Bureaucratic hurdles have stalled efforts by the Ramona sheriff's station to clean up the Santa Maria Creek bottom, even as it continues to arrest criminals living and hoarding items among the bed's vegetation.
Lt. Hank Turner of the Ramona station updated the Ramona Community Planning Group, a creek cleanup advocate, on the project during the planners' Aug. 7 meeting.
Turner said the sheriff's station is having issues with some of those living in the creek bed where "there is an immense amount of trash and debris, garbage, junk, whatever you want to call it. Basically hoarder, pack-rat type of things down there."
On July 10 deputies arrested a man who was living there and basically trafficking stolen property, said Turner.
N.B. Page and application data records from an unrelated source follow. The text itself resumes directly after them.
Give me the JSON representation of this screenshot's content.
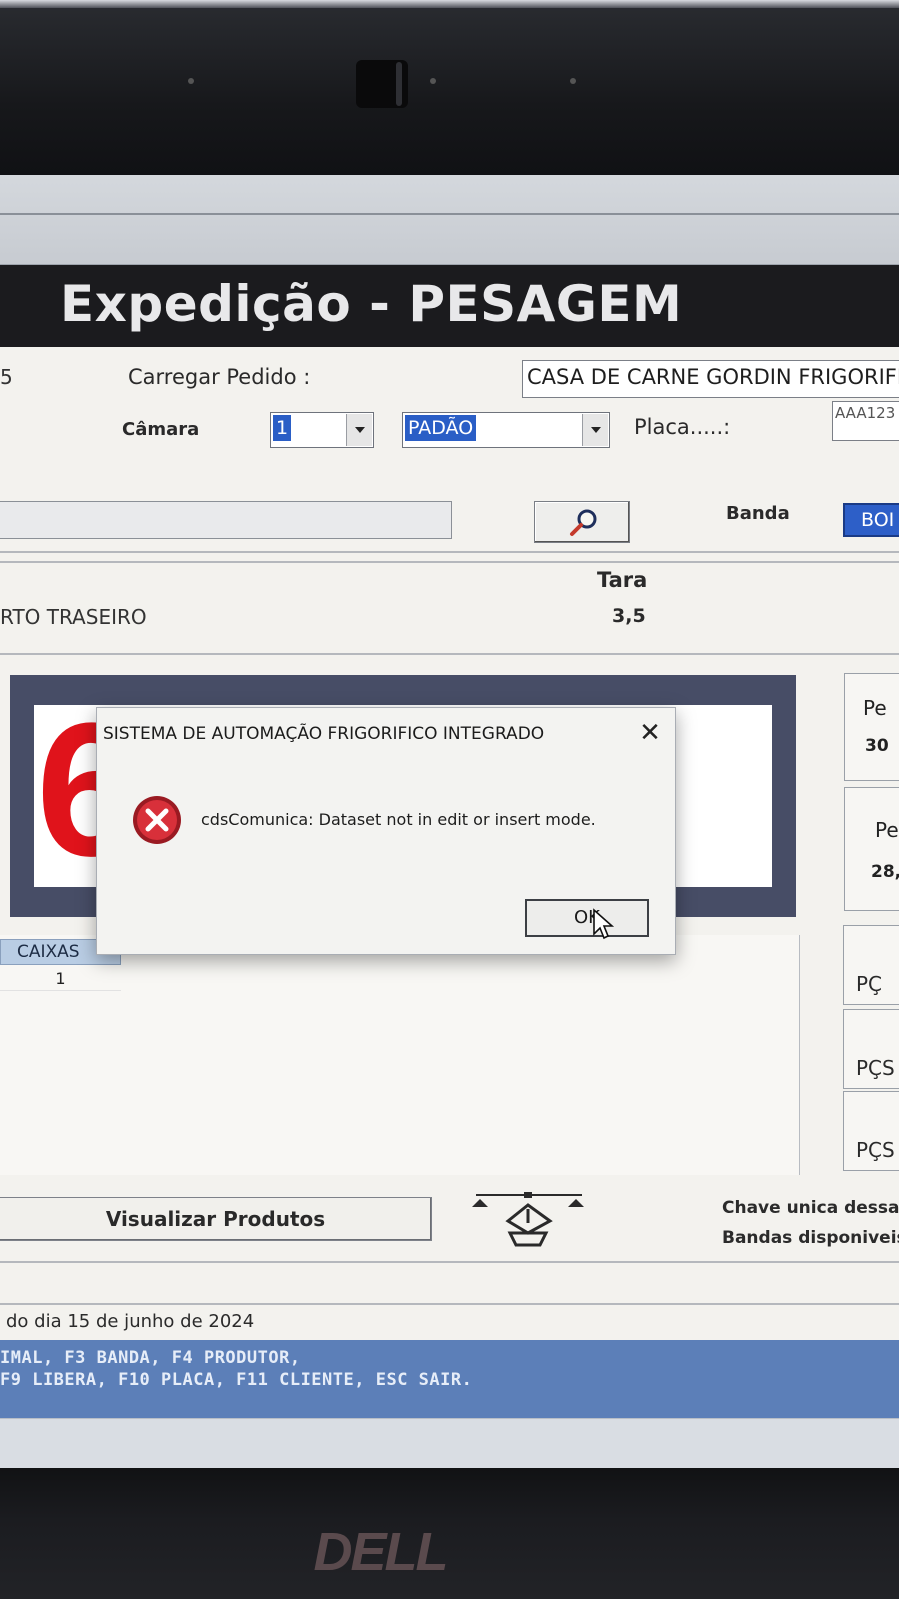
{
  "brand": {
    "logo_text": "DELL"
  },
  "app": {
    "title": "Expedição - PESAGEM",
    "left_partial_digit": "5",
    "carregar_pedido_label": "Carregar Pedido :",
    "client_value": "CASA DE CARNE GORDIN FRIGORIFICO",
    "camara_label": "Câmara",
    "camara_value": "1",
    "tipo_value": "PADÃO",
    "placa_label": "Placa.....:",
    "placa_value": "AAA123",
    "search_icon": "magnifier-icon",
    "banda_label": "Banda",
    "banda_value": "BOI",
    "tara_label": "Tara",
    "product_text": "RTO TRASEIRO",
    "tara_value": "3,5",
    "weight_digit": "6",
    "side_panels": [
      {
        "title": "Pe",
        "value": "30"
      },
      {
        "title": "Pe",
        "value": "28,"
      }
    ],
    "grid": {
      "header": "CAIXAS",
      "rows": [
        "1"
      ]
    },
    "pcs_labels": [
      "PÇ",
      "PÇS",
      "PÇS"
    ],
    "visualizar_label": "Visualizar Produtos",
    "chave_line1": "Chave unica dessa",
    "chave_line2": "Bandas disponiveis",
    "date_text": "do dia  15 de junho de 2024",
    "shortcuts_line1": "IMAL, F3 BANDA, F4  PRODUTOR,",
    "shortcuts_line2": "F9 LIBERA, F10 PLACA, F11 CLIENTE, ESC SAIR."
  },
  "dialog": {
    "title": "SISTEMA DE AUTOMAÇÃO FRIGORIFICO INTEGRADO",
    "close_glyph": "✕",
    "icon": "error-icon",
    "message": "cdsComunica: Dataset not in edit or insert mode.",
    "ok_label": "OK"
  },
  "colors": {
    "error_red": "#c8202b",
    "weight_red": "#e0131b",
    "selection_blue": "#2a5ec6",
    "status_bar": "#5c7fb8",
    "title_bar": "#1b1b1e"
  }
}
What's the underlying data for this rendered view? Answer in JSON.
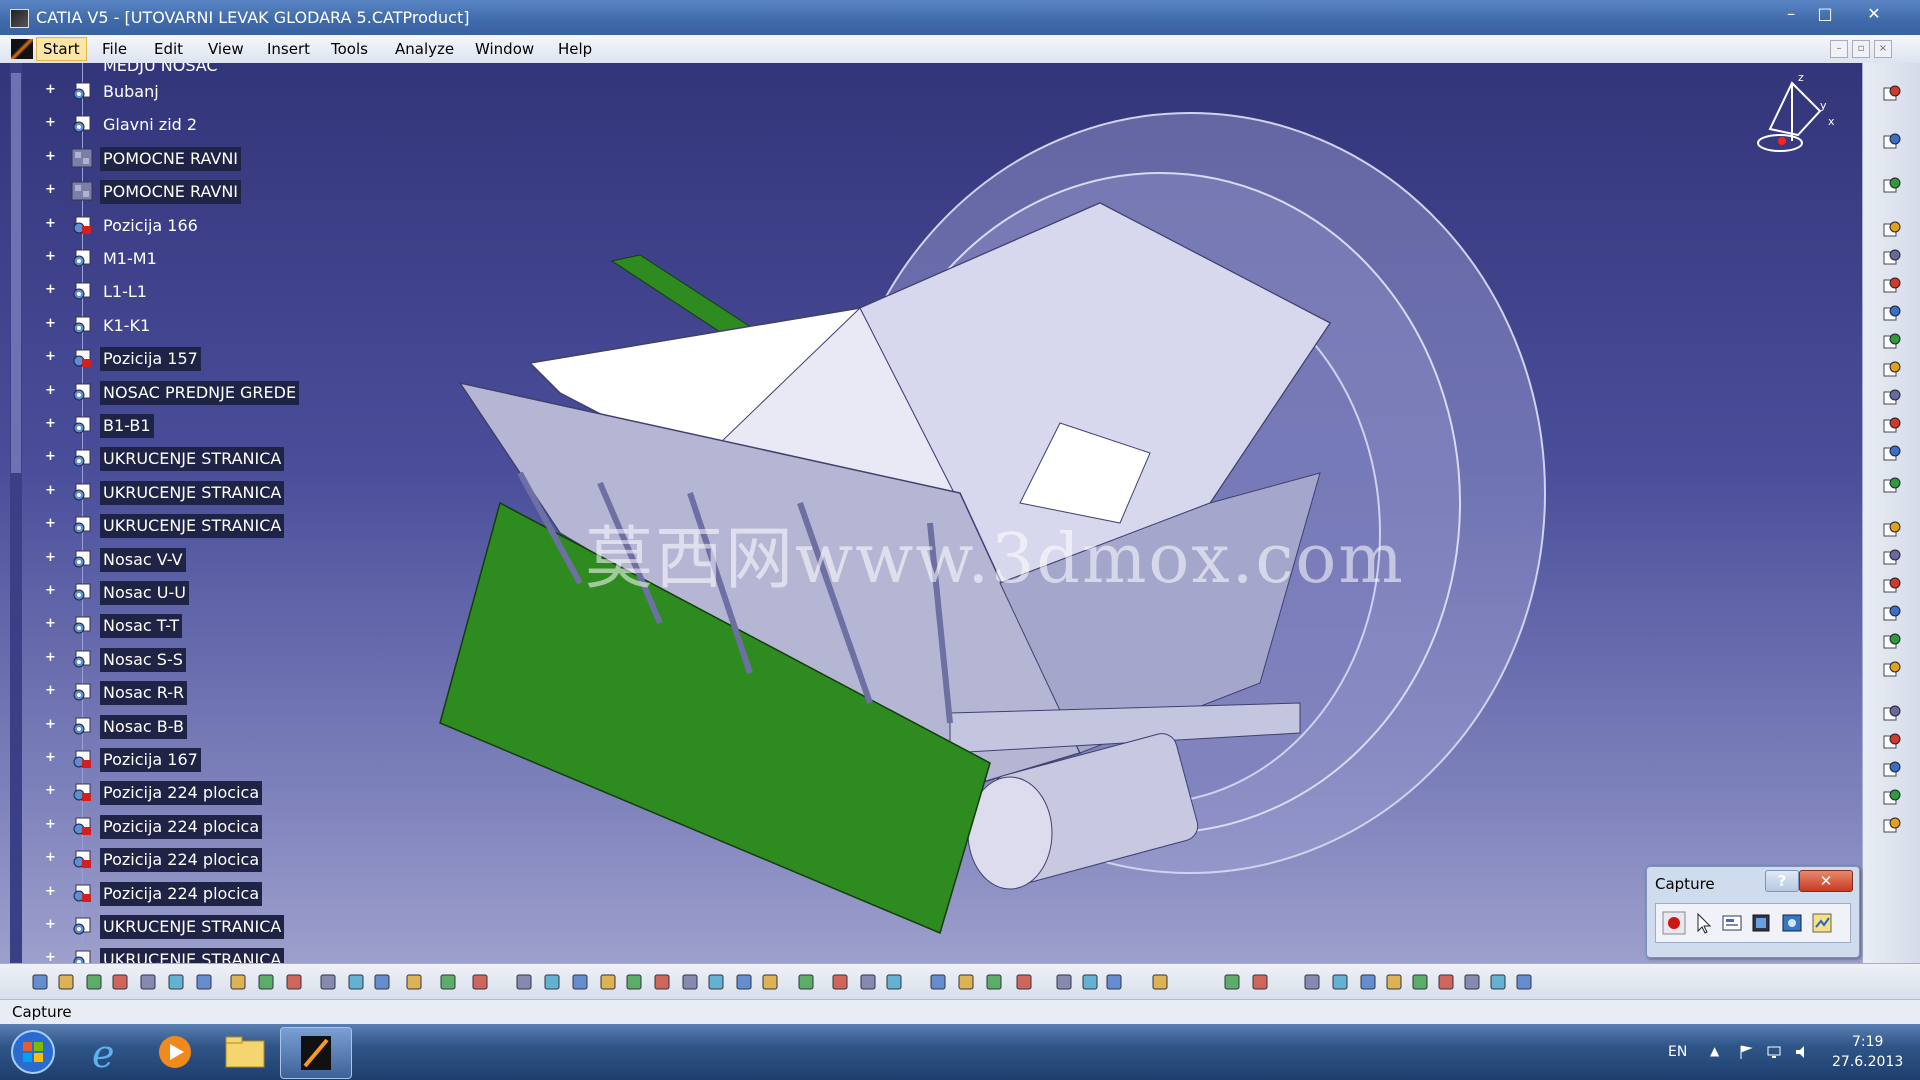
{
  "window": {
    "title": "CATIA V5 - [UTOVARNI LEVAK GLODARA 5.CATProduct]",
    "minimize": "–",
    "maximize": "□",
    "close": "✕"
  },
  "menu": {
    "items": [
      "Start",
      "File",
      "Edit",
      "View",
      "Insert",
      "Tools",
      "Analyze",
      "Window",
      "Help"
    ],
    "active": "Start"
  },
  "tree": {
    "partial_top": "MEDJU NOSAC",
    "items": [
      {
        "label": "Bubanj",
        "icon": "part-icon",
        "selected": false
      },
      {
        "label": "Glavni zid 2",
        "icon": "part-icon",
        "selected": false
      },
      {
        "label": "POMOCNE RAVNI",
        "icon": "plane-group-icon",
        "selected": true
      },
      {
        "label": "POMOCNE RAVNI",
        "icon": "plane-group-icon",
        "selected": true
      },
      {
        "label": "Pozicija 166",
        "icon": "part-red-icon",
        "selected": false
      },
      {
        "label": "M1-M1",
        "icon": "part-icon",
        "selected": false
      },
      {
        "label": "L1-L1",
        "icon": "part-icon",
        "selected": false
      },
      {
        "label": "K1-K1",
        "icon": "part-icon",
        "selected": false
      },
      {
        "label": "Pozicija 157",
        "icon": "part-red-icon",
        "selected": true
      },
      {
        "label": "NOSAC PREDNJE GREDE",
        "icon": "part-icon",
        "selected": true
      },
      {
        "label": "B1-B1",
        "icon": "part-icon",
        "selected": true
      },
      {
        "label": "UKRUCENJE STRANICA",
        "icon": "part-icon",
        "selected": true
      },
      {
        "label": "UKRUCENJE STRANICA",
        "icon": "part-icon",
        "selected": true
      },
      {
        "label": "UKRUCENJE STRANICA",
        "icon": "part-icon",
        "selected": true
      },
      {
        "label": "Nosac V-V",
        "icon": "part-icon",
        "selected": true
      },
      {
        "label": "Nosac U-U",
        "icon": "part-icon",
        "selected": true
      },
      {
        "label": "Nosac T-T",
        "icon": "part-icon",
        "selected": true
      },
      {
        "label": "Nosac S-S",
        "icon": "part-icon",
        "selected": true
      },
      {
        "label": "Nosac R-R",
        "icon": "part-icon",
        "selected": true
      },
      {
        "label": "Nosac B-B",
        "icon": "part-icon",
        "selected": true
      },
      {
        "label": "Pozicija 167",
        "icon": "part-red-icon",
        "selected": true
      },
      {
        "label": "Pozicija 224 plocica",
        "icon": "part-red-icon",
        "selected": true
      },
      {
        "label": "Pozicija 224 plocica",
        "icon": "part-red-icon",
        "selected": true
      },
      {
        "label": "Pozicija 224 plocica",
        "icon": "part-red-icon",
        "selected": true
      },
      {
        "label": "Pozicija 224 plocica",
        "icon": "part-red-icon",
        "selected": true
      },
      {
        "label": "UKRUCENJE STRANICA",
        "icon": "part-icon",
        "selected": true
      },
      {
        "label": "UKRUCENJE STRANICA",
        "icon": "part-icon",
        "selected": true
      }
    ]
  },
  "compass_axes": {
    "x": "x",
    "y": "y",
    "z": "z"
  },
  "watermark": "莫西网www.3dmox.com",
  "capture_dialog": {
    "title": "Capture",
    "help": "?",
    "close": "✕",
    "tools": [
      "record-icon",
      "select-icon",
      "options-icon",
      "album-icon",
      "capture-icon",
      "save-icon"
    ]
  },
  "status": {
    "text": "Capture"
  },
  "taskbar": {
    "items": [
      "start-orb",
      "internet-explorer-icon",
      "media-player-icon",
      "explorer-icon",
      "catia-icon"
    ],
    "active": "catia-icon",
    "lang": "EN",
    "time": "7:19",
    "date": "27.6.2013"
  },
  "colors": {
    "viewport_top": "#33357a",
    "viewport_bottom": "#9da0cc",
    "green_part": "#2e8b1f",
    "selection": "#1f2446"
  }
}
"Things would be stolen from residences in the downtown area, they would bring them to him, he would trade them for drugs," said the lieutenant. The man was arrested for possession of stolen property and a couple of burglaries, he added.
Among stolen items recovered were clothing, a bicycle, a lap top, a tablet computer, and sunglasses.
According to Turner, the creek bed is the continual prime issue that his station has identified in the downtown area.
However, government environmental groups are concerned about endangered species in the creek bed, he noted.
"There are groups in the government that do not want us to even go down there," said Turner. He said his department points out that there are people who on a regular basis do more damage to the habitat than the sheriff's department ever would.
Turner said he has been in contact with county Supervisor Dianne Jacob's office to receive help on obtaining approval from the government agencies and avoid any possibility of fines.
"We just need to get approval to allow us to go in there," he said.
Another hurdle in the deputies' cleanup efforts is that some parts of the creek bed are on private property and the county will not let them proceed because of liability, said Turner.
"We'll definitely get it done," he said, adding that it may take a while.
The lieutenant said volunteers in the community have offered to help.